But the point is that these little exercises may seem absolutely pointless and strange to the patient. He doesn't necessarily think he's missing anything on his left - there's nothing there - so why should he cooperate with these kooky therapists? Even if they accept that they're missing half of reality, patients are often simply uninterested in it.

This is analogous, I think, to the function that apparently weird and pointless religious rituals can have for people. Judaism is full of chukim with rules and rituals that appear absurd to the secular and a source of amusement for the cynical. But they are not pointless. Their purpose, as opposed to the sensible moral laws or the rules that encourage benefits to the family, society or the environment, is but to be a service for God. What this means is that they are tools for stretching our consciousness beyond what we are normally aware of as far as physical reality goes, to see transcendence and ultimate value where we might otherwise see nothing. They are vehicles by which our awareness can transcend beyond merely what we see with our eyes.

Indeed, if chukim actually served a utilitarian purpose - like that kashrut was healthy - I believe it would actually completely remove it's power as a religious act. The whole mechanism by which our thoughts are raised by these acts is through being inscrutable. A utilitarian act drives no more thought beyond understanding its utility. That we understand the acts to be as if commanded by God drives our thoughts towards God.

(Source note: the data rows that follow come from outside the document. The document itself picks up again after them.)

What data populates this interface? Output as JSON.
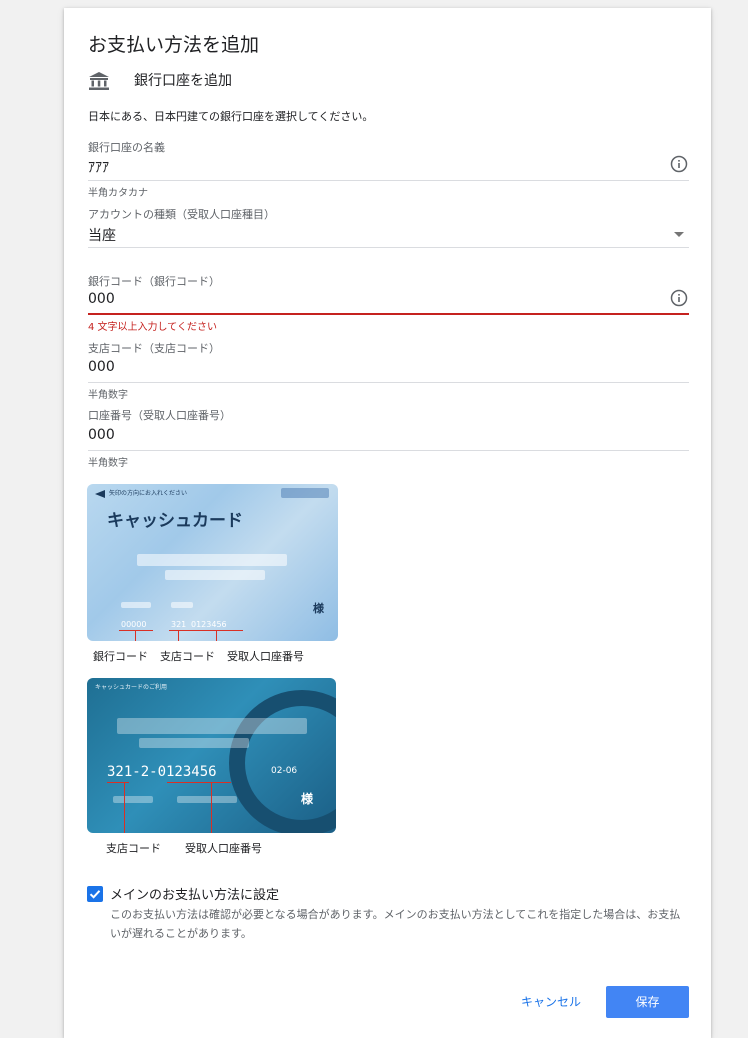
{
  "dialog": {
    "title": "お支払い方法を追加",
    "method_label": "銀行口座を追加",
    "instruction": "日本にある、日本円建ての銀行口座を選択してください。"
  },
  "fields": {
    "account_name": {
      "label": "銀行口座の名義",
      "value": "ｱｱｱ",
      "helper": "半角カタカナ"
    },
    "account_type": {
      "label": "アカウントの種類（受取人口座種目）",
      "value": "当座"
    },
    "bank_code": {
      "label": "銀行コード（銀行コード）",
      "value": "000",
      "error": "4 文字以上入力してください"
    },
    "branch_code": {
      "label": "支店コード（支店コード）",
      "value": "000",
      "helper": "半角数字"
    },
    "account_number": {
      "label": "口座番号（受取人口座番号）",
      "value": "000",
      "helper": "半角数字"
    }
  },
  "card1": {
    "header": "矢印の方向にお入れください",
    "title": "キャッシュカード",
    "code_bank": "00000",
    "code_branch": "321",
    "code_account": "0123456",
    "sama": "様",
    "captions": [
      "銀行コード",
      "支店コード",
      "受取人口座番号"
    ]
  },
  "card2": {
    "header": "キャッシュカードのご利用",
    "number": "321-2-0123456",
    "expiry": "02-06",
    "sama": "様",
    "captions": [
      "支店コード",
      "受取人口座番号"
    ]
  },
  "default_option": {
    "checked": true,
    "label": "メインのお支払い方法に設定",
    "description": "このお支払い方法は確認が必要となる場合があります。メインのお支払い方法としてこれを指定した場合は、お支払いが遅れることがあります。"
  },
  "buttons": {
    "cancel": "キャンセル",
    "save": "保存"
  },
  "colors": {
    "accent": "#1a73e8",
    "save_bg": "#4285f4",
    "error": "#c5221f"
  }
}
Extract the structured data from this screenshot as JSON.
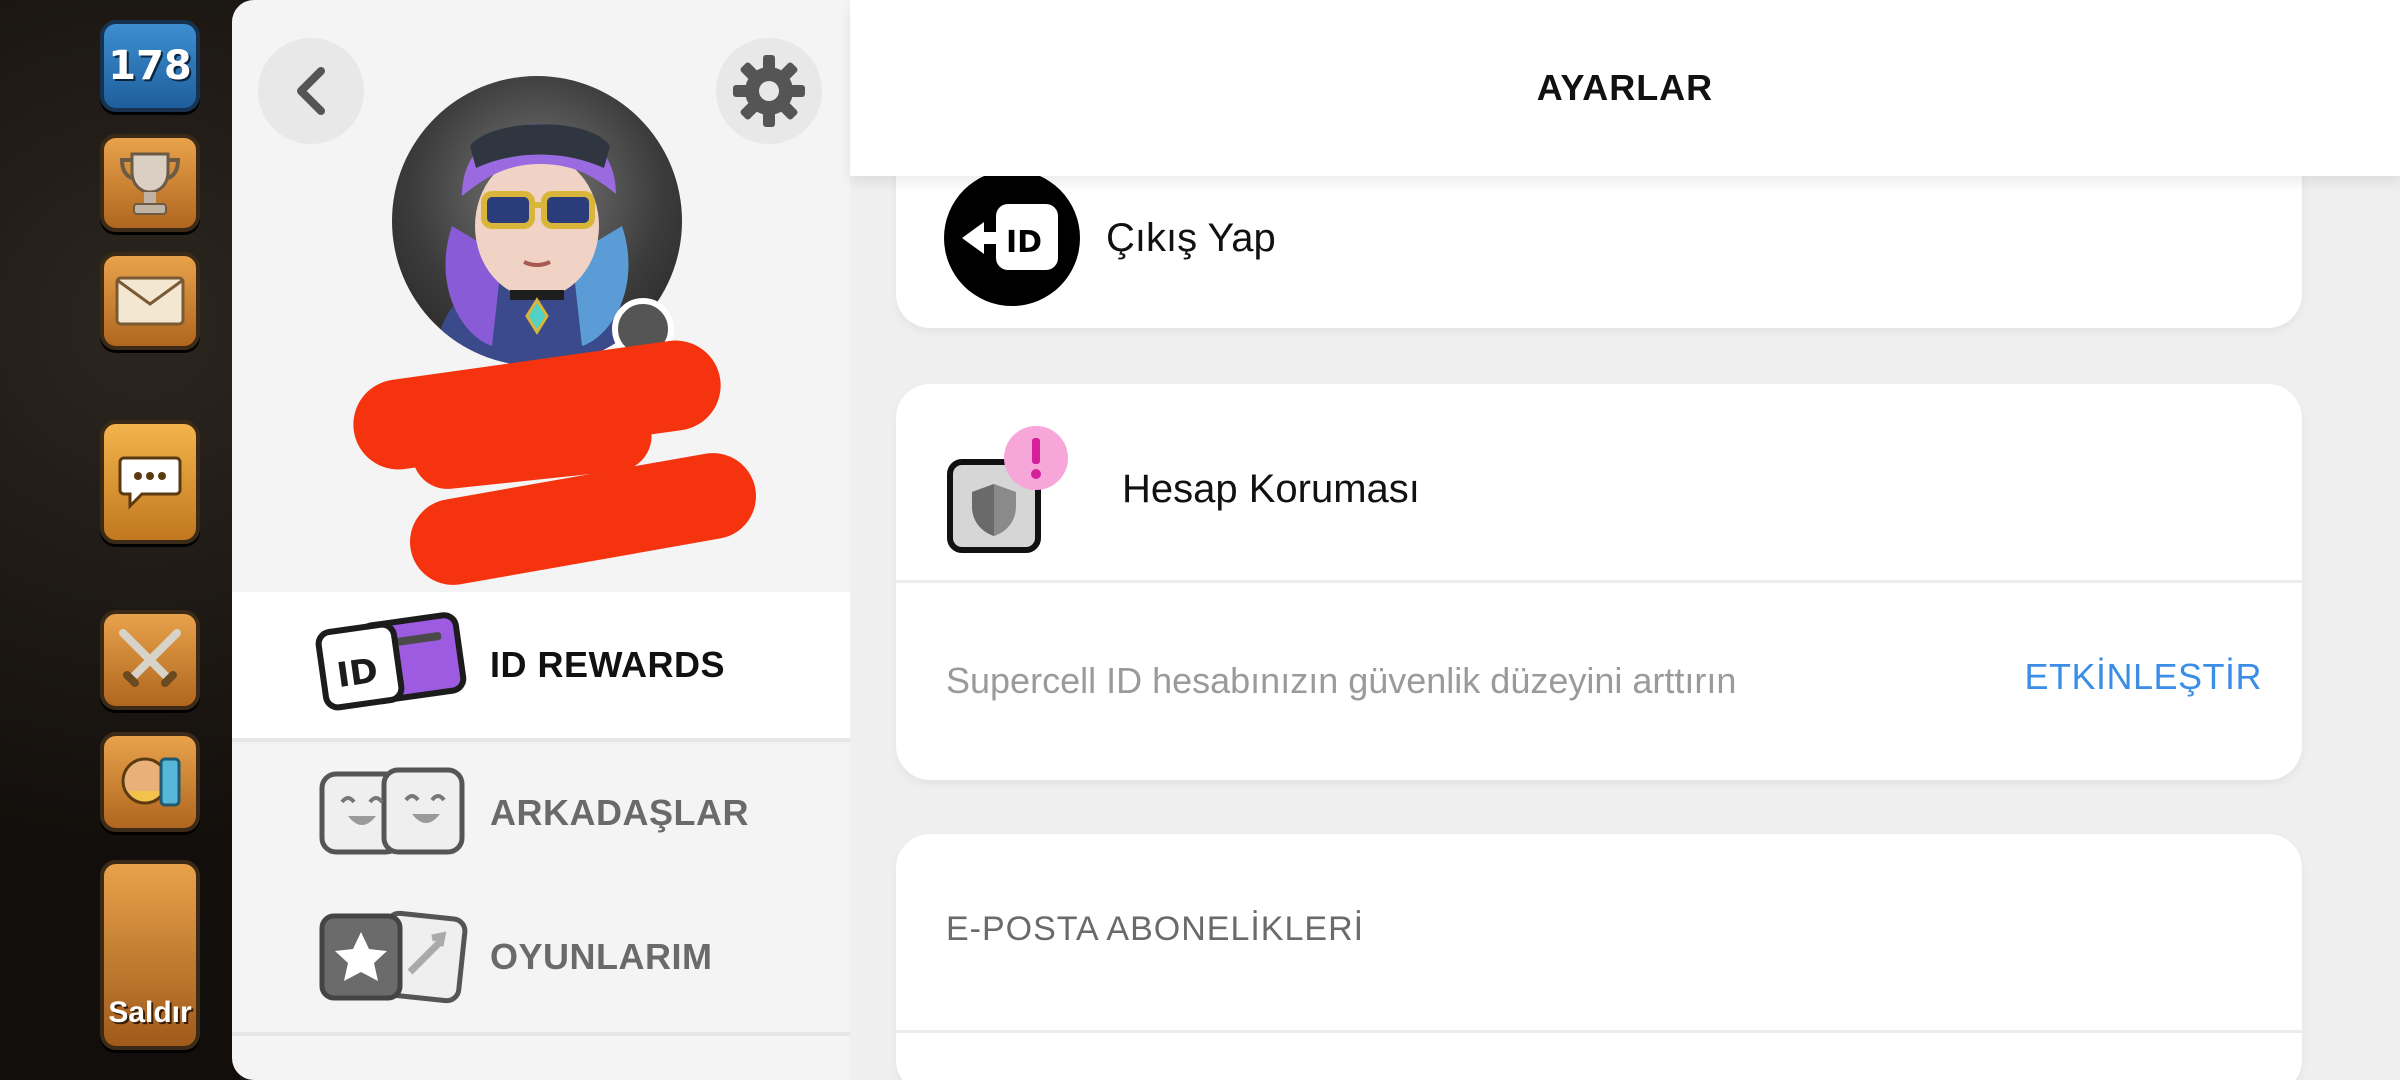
{
  "game_hud": {
    "level": "178",
    "attack_label": "Saldır"
  },
  "profile": {
    "back_icon": "chevron-left-icon",
    "settings_icon": "gear-icon"
  },
  "menu": {
    "items": [
      {
        "label": "ID REWARDS",
        "icon": "id-rewards-icon",
        "active": true
      },
      {
        "label": "ARKADAŞLAR",
        "icon": "friends-icon",
        "active": false
      },
      {
        "label": "OYUNLARIM",
        "icon": "my-games-icon",
        "active": false
      }
    ]
  },
  "settings": {
    "title": "AYARLAR",
    "logout": {
      "label": "Çıkış Yap",
      "icon": "id-logout-icon"
    },
    "protection": {
      "title": "Hesap Koruması",
      "description": "Supercell ID hesabınızın güvenlik düzeyini arttırın",
      "action": "ETKİNLEŞTİR",
      "alert_icon": "exclamation-badge-icon",
      "accent_color": "#3a8ee6"
    },
    "email": {
      "label": "E-POSTA ABONELİKLERİ"
    }
  },
  "colors": {
    "redaction": "#f5330f",
    "alert_badge": "#f6a6d8"
  }
}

We are born unconscious to the great noumenon beyond our senses, but through these exercises perhaps we can gain some sense of it - or at least drive our consciousness towards it. Others may be satisfied without it and still others may not believe it exists at all, but maybe they along with those patients with neglect syndrome just have no idea what they're missing.